One of the great discrepancies of a futuristic view of the Apocalypse is that such a rendering of the Scriptures simply cannot be harmonized with what Jesus claimed during his ministry. Nor does it agree with what Paul said during his ministry. John tells us in Revelation 18:20 that by judging the great harlot God had avenged his holy Apostles and prophets. How could the destruction of any modern day army or nation avenge the persecution and deaths of the Apostles and prophets? Just as the vain traditions of men in the first century AD made the word of God of no effect, so, too, do modern day “vain traditions of men” make the word of God, particularly the Apocalypse, of no affect among his people.
In order for the futuristic view of the Apocalypse to be true, that is, that its fulfillment is meant to occur in our day, or 2000 years after Jesus, one must claim the writers of the New Covenant text were ignorant of the times and the seasons and even mistaken about when Jesus claimed he would return. Even Jesus’ words must be twisted in order to point, not to the first century AD, but to a time 2000 years later (or more). One has to wonder what sola Scriptura would look like in such a context. Given the history of a futuristic interpretation of the Apocalypse with its many failures, what would humbling oneself before the word of God (Isaiah 66:2) mean in such a doctrine?

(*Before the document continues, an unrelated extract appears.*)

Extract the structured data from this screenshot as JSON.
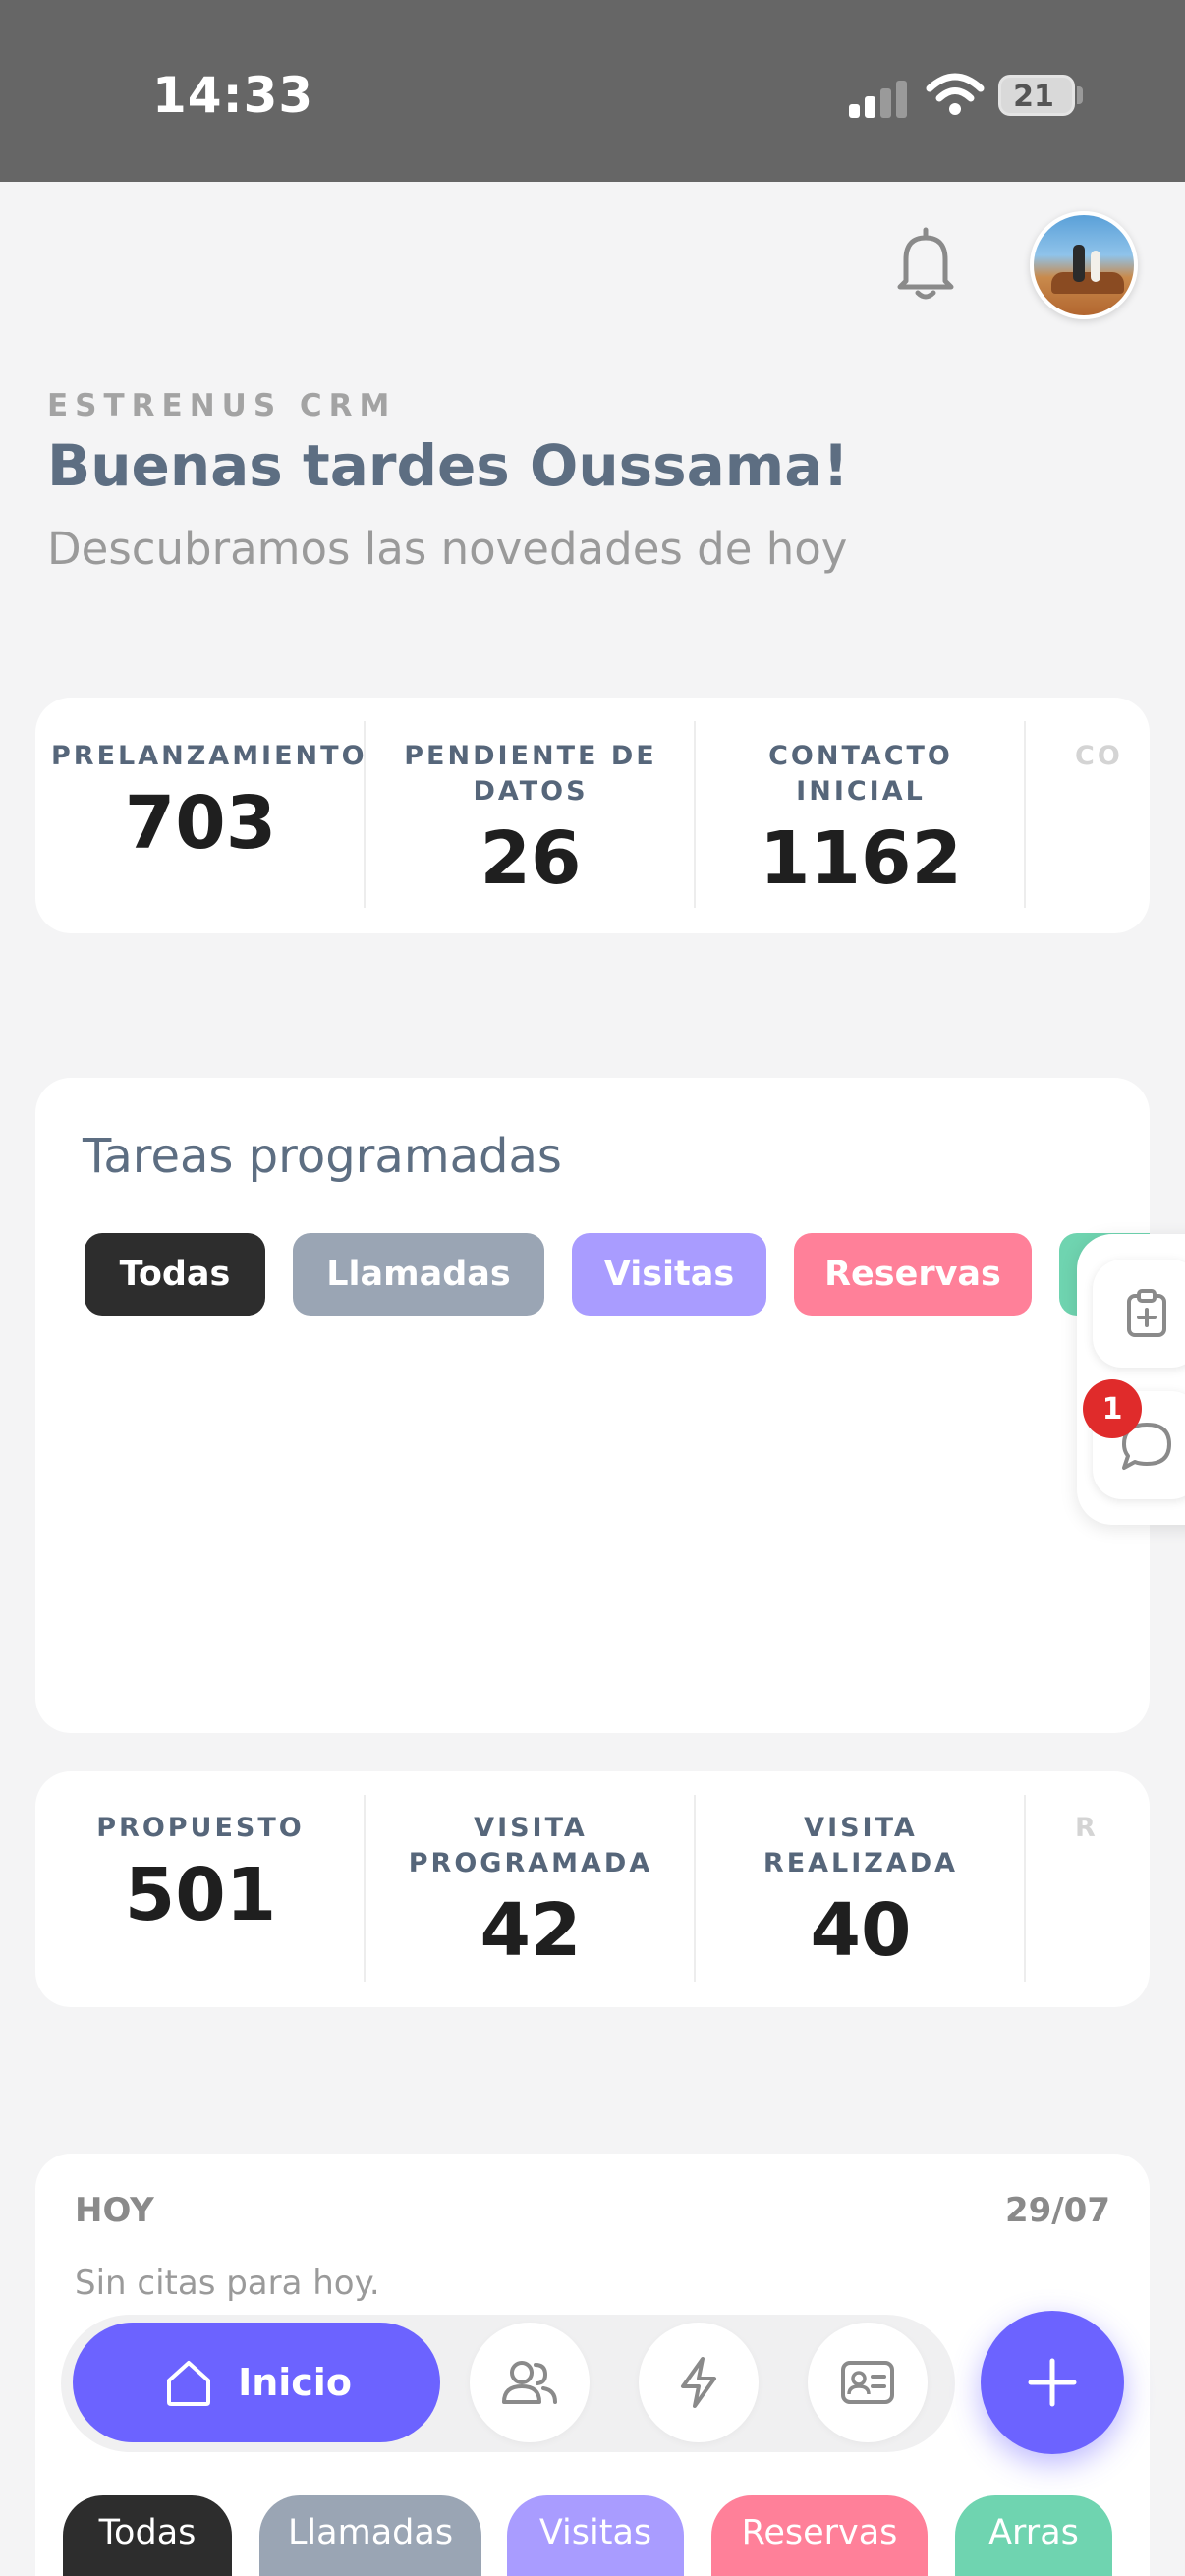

Understanding the Apocalypse begins with knowing and practicing the premise that the word of God cannot be made to contradict itself (John 10:35). If it appears to contradict, it is our own understanding of the text that is wrong, not the text itself. We need to seek out the Scriptures that would shed light on our understanding and remove the contradiction. This hasn’t been done in any modern interpretation of the Apocalypse, and proof of this is their many failures in predicting its fulfillment.
Jesus tells us that it was Jerusalem that had killed all the prophets of the Old Testament, its leaders would also kill him (Matthew 21:33-46), and those Jesus would send to them (Matthew 23:29-35; cp. Revelation 18:20, 24). Moreover, Jesus predicted Jerusalem with its Temple would be utterly destroyed (Matthew 22:1-7; 23:37-38), and all these things would occur within the generation in which Jesus and the Apostles preached (Matthew 23:36).
Now, notice how Paul’s understanding of the first century AD is in perfect harmony with what Jesus predicted during his public ministry:
For you, brethren, became followers of the churches of God which in Judaea are in Christ Jesus: for ye also have suffered like things of your own countrymen, even as they have of the Jews: Who both killed the Lord Jesus, and their own prophets, and have persecuted us; and they please not God, and are contrary to all men: Forbidding us to speak to the gentiles that they might be saved, to fill up their sins always: for the wrath is come upon them to the uttermost. (1Thessalonians 2:14-16)
Paul tells us that his countrymen, i.e. the Jews, but more specifically the leaders at Jerusalem, not only killed Jesus, but they killed the prophets under the Old Covenant and were persecuting and murdering those preaching to them in Paul’s day. This is exactly what the Lord had predicted would occur.
Finally, John then tells us in the Apocalypse, that the great harlot, i.e. Mystery Babylon the Great (Revelation 17:1, 4-5) was the great city (Revelation 17:18) who had killed the prophets and the Apostles of Jesus (Revelation 17:6). That is, the guilty city that had slain the witnesses of Christ is that same great city where Jesus was crucified (Revelation 11:7-8). In other words the guilty city was first century Jerusalem, that great city, the great harlot, Mystery Babylon the Great, which the Lord had destroyed with her Temple in 70 AD, when he came in the person of Titus with his Roman armies (cp. Luke 21:20).
Who is unable to see the harmony between Jesus, Paul and John? In every point all agree. Jerusalem was responsible for the killing of the Old Testament prophets, the killing of Jesus and those Jesus sent to the city in an effort to help them believe the Gospel and repent. When Jerusalem authorities destroyed the witnesses of Jesus or had others kill them, there remained no remedy and the great city, i.e. the great harlot, was destroyed with her Temple.